Instead, from the day the plane was reported missing, Malaysian officials gave evasive answers and conflicting accounts for much of last week, exposing their government's incompetence and lack of co-ordination in the eyes of the international community, to say the least.
From the beginning, Malaysian officials said they would not rule out any possibility, including foul play. But it emerged that investigators had only searched the homes of the pilot and other aircrew, and were taking a closer look at the passengers' backgrounds, over the weekend - more than a week after the plane went missing. These should have been done much earlier.
In retrospect, valuable time and resources were wasted as the extensive ocean search around Malaysia, involving 14 countries, 43 ships and 58 aircraft, had proved useless, turning up not a single piece of evidence.
Despite the fact so many countries are involved in what is said to be the biggest search and rescue operation in aviation history, it now transpires that certain countries were reluctant to share military radar data of the flight route, which also delayed pinning down basic information of the plane's movements.
The reality may be very different from Hollywood blockbusters in which powerful satellites can pinpoint any person or moving target to within metres. But the missing plane lost its signal in the South China Sea, an area of hotly contested territory that should be bristling with military radars. It is hard to imagine these countries failing to pick up signals from the plane after it vanished from civilian radars.
One can only surmise that, despite the scale of the disaster involving so many lives, various militaries in the area were reluctant to share information for national security reasons and fear of giving away military secrets.
It is quite telling that the Malaysian military, several days after the disappearance of the plane, started to drop vague hints their radar had continued to track the plane. These comments were at first dismissed publicly by Malaysian officials, who only on Thursday said that they were setting aside national security considerations to share military radar data with the US.
It is widely accepted that the host country of a missing airliner should be responsible for co-ordinating the search operation . But Malaysia, which has little experience in handling crises on this scale, proved incompetent.
Now that the multinational search operation is shifting to the Indian Ocean, an important question arises: should Malaysia continue to lead the operation?

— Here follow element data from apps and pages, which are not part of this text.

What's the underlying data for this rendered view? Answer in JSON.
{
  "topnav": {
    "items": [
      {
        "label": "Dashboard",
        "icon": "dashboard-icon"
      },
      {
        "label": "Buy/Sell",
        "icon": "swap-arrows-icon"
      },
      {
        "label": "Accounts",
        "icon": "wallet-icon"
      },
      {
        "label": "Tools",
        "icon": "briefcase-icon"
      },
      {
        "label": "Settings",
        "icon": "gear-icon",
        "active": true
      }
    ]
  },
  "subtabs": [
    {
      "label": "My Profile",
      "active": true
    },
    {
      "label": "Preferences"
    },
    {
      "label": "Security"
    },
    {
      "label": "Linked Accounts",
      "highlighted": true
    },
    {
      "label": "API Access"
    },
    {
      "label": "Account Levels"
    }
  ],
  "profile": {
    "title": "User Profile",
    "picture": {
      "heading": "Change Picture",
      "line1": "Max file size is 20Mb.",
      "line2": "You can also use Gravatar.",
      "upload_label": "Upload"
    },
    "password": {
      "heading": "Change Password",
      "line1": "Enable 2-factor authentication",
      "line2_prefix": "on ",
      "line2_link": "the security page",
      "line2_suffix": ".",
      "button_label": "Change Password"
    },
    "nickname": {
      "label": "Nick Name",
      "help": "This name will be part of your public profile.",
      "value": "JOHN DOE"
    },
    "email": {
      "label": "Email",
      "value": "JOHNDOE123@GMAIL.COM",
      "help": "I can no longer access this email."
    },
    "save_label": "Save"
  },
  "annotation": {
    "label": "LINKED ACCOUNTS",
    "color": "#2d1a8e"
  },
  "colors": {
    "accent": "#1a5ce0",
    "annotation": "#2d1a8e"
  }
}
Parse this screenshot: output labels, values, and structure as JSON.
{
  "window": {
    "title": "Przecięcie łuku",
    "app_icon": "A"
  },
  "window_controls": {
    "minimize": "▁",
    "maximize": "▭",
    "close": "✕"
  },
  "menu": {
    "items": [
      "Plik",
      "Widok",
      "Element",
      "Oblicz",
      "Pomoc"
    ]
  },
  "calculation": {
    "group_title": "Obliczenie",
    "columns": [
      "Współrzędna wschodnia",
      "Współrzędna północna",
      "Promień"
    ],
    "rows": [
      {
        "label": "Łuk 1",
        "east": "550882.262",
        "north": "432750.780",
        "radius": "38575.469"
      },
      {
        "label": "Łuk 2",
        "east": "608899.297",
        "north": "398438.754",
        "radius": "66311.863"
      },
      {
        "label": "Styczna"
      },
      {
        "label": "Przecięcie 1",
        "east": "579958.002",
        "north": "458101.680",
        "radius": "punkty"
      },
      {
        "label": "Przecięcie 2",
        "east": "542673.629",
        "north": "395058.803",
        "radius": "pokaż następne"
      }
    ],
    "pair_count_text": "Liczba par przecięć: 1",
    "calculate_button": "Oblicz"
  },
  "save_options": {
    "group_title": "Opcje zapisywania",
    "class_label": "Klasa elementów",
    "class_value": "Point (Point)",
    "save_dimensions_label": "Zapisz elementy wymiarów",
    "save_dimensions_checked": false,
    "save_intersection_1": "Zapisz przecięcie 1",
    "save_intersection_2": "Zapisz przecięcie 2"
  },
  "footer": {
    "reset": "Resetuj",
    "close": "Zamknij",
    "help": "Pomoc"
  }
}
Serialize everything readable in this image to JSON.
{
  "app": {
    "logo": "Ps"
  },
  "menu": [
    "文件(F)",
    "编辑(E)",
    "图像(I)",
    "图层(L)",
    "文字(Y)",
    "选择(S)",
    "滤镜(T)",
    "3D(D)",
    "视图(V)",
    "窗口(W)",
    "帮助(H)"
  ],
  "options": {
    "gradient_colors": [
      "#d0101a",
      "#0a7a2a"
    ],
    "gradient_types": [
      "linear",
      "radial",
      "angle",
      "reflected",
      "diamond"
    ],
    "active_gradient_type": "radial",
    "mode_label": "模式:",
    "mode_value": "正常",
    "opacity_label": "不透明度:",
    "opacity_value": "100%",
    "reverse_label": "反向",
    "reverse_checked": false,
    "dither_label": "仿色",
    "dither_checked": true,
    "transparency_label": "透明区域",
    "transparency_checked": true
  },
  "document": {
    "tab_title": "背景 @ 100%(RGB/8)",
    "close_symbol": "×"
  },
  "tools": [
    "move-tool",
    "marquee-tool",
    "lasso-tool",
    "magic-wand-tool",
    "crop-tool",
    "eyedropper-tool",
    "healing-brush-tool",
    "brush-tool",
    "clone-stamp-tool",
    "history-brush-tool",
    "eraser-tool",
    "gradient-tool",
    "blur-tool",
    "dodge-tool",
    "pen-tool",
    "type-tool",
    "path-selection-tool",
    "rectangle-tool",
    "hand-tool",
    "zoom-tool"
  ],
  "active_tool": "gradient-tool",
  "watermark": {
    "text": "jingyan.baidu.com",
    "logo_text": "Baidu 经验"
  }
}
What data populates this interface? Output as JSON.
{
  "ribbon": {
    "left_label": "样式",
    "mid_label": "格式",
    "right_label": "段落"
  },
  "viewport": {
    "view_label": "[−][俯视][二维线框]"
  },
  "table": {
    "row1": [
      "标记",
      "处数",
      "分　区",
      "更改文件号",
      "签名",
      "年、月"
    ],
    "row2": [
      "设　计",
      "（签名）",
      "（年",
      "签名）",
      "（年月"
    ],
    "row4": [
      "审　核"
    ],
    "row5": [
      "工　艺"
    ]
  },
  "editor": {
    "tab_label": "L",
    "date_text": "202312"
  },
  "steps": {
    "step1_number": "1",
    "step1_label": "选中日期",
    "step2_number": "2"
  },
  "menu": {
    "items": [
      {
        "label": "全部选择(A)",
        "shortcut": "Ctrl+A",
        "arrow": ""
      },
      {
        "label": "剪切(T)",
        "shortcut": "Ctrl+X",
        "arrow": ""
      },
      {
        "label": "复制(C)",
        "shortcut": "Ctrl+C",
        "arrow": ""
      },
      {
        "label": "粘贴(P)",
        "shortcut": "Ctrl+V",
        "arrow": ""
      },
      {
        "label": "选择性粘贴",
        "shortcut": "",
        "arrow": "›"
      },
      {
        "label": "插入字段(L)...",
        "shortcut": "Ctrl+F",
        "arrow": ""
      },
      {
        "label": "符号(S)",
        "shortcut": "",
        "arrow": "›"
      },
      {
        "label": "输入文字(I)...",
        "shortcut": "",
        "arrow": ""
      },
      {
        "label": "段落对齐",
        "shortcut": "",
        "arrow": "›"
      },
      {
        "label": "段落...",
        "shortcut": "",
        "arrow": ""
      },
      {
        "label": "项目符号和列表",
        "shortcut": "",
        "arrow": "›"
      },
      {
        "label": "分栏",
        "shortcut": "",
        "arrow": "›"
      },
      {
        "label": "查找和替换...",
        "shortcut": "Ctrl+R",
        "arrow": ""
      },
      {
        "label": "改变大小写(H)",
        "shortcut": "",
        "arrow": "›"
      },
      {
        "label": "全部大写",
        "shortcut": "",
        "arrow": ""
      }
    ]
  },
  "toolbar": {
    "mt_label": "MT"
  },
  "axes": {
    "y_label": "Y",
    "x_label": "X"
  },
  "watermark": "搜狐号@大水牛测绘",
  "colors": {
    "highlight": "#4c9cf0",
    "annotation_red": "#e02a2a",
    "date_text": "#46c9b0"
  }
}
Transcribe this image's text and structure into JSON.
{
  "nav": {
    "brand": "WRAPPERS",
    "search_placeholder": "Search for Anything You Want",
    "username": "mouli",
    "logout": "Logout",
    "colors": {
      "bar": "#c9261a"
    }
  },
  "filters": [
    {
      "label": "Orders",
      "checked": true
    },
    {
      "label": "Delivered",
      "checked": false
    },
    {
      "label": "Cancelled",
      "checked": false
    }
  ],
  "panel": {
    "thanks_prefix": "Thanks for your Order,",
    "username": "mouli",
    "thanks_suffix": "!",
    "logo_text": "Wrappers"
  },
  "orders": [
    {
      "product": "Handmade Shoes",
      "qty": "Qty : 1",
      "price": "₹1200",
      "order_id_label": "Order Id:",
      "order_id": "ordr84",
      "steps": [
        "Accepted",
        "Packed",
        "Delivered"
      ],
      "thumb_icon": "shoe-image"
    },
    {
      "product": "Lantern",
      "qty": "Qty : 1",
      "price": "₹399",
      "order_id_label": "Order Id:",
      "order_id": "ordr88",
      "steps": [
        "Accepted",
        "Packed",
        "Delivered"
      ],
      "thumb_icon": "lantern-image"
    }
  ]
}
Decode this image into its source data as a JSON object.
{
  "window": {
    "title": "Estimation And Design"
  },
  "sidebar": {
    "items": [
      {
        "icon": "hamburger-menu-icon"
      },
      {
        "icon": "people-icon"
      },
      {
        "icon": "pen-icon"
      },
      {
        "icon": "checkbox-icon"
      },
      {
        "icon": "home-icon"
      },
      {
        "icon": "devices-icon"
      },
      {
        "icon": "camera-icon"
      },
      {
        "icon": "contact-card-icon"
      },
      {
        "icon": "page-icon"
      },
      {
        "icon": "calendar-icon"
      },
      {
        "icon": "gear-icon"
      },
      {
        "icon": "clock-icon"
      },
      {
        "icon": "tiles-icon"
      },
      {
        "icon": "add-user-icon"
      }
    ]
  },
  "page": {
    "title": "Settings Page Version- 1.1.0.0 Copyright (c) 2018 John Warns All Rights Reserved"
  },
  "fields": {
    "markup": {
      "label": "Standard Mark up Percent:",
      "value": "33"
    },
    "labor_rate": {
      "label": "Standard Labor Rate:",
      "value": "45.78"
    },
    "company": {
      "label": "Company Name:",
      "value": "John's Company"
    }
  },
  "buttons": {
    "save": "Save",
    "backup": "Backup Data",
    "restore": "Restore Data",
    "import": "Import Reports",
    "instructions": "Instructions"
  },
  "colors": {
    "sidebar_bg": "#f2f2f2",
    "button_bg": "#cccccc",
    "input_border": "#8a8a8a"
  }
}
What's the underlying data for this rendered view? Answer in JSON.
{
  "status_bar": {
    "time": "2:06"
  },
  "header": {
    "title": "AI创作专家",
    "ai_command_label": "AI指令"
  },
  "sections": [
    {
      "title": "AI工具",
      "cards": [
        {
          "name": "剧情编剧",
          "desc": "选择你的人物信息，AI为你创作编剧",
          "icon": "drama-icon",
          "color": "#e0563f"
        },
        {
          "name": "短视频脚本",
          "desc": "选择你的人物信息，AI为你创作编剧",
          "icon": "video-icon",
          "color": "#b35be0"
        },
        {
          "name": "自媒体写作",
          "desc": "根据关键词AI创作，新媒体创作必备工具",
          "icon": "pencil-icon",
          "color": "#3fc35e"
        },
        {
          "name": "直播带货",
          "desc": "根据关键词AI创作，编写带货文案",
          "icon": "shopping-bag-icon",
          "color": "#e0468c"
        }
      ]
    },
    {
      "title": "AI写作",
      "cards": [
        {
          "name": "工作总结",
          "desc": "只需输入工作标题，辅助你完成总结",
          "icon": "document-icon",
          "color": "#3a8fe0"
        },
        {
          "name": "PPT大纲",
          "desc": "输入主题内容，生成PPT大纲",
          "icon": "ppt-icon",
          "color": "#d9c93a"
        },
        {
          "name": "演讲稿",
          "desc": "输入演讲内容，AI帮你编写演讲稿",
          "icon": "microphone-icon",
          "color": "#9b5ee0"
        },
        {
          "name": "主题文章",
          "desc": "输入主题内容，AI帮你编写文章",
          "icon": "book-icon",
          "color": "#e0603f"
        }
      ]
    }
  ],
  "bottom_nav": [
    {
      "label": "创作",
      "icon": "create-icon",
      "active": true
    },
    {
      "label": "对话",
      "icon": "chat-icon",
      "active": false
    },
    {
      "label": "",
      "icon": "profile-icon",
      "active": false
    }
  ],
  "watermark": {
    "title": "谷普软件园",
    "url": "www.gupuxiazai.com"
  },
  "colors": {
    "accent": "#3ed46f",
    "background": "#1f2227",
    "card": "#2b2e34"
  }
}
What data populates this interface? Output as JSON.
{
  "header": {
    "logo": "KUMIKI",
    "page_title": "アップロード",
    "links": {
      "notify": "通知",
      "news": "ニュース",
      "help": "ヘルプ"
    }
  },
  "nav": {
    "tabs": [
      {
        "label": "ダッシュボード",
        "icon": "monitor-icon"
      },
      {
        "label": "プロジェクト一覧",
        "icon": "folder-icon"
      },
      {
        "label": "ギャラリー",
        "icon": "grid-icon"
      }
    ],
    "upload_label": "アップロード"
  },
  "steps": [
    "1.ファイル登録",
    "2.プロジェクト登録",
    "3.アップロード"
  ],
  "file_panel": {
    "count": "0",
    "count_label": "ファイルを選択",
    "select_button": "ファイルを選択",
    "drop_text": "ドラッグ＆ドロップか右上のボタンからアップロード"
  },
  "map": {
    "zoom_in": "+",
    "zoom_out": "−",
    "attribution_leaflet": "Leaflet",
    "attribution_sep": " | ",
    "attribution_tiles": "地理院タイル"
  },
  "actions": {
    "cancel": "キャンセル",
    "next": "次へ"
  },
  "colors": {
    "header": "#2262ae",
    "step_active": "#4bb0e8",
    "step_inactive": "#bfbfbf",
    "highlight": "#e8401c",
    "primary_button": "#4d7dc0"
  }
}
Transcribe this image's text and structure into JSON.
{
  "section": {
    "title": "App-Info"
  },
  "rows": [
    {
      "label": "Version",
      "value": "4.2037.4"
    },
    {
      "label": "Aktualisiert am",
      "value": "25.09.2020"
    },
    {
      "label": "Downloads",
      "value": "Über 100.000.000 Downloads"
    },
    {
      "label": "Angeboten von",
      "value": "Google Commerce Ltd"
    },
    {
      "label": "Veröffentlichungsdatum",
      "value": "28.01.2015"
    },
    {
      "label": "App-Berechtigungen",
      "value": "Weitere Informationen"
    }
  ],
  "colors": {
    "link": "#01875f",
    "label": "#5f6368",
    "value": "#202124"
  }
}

Ever since the flight disappeared - carrying mostly Chinese passengers - Beijing has reacted swiftly, sending warships, deploying satellites, and dispatching a work group to Malaysia to aid the search operation.
By all accounts it has been a frustrating exercise for Chinese officials, who have sought more detailed and accurate information from the Malaysians.
It is time for Beijing to step up and lead the operation, using its influence to press the relevant nations to work more closely to solve the mystery.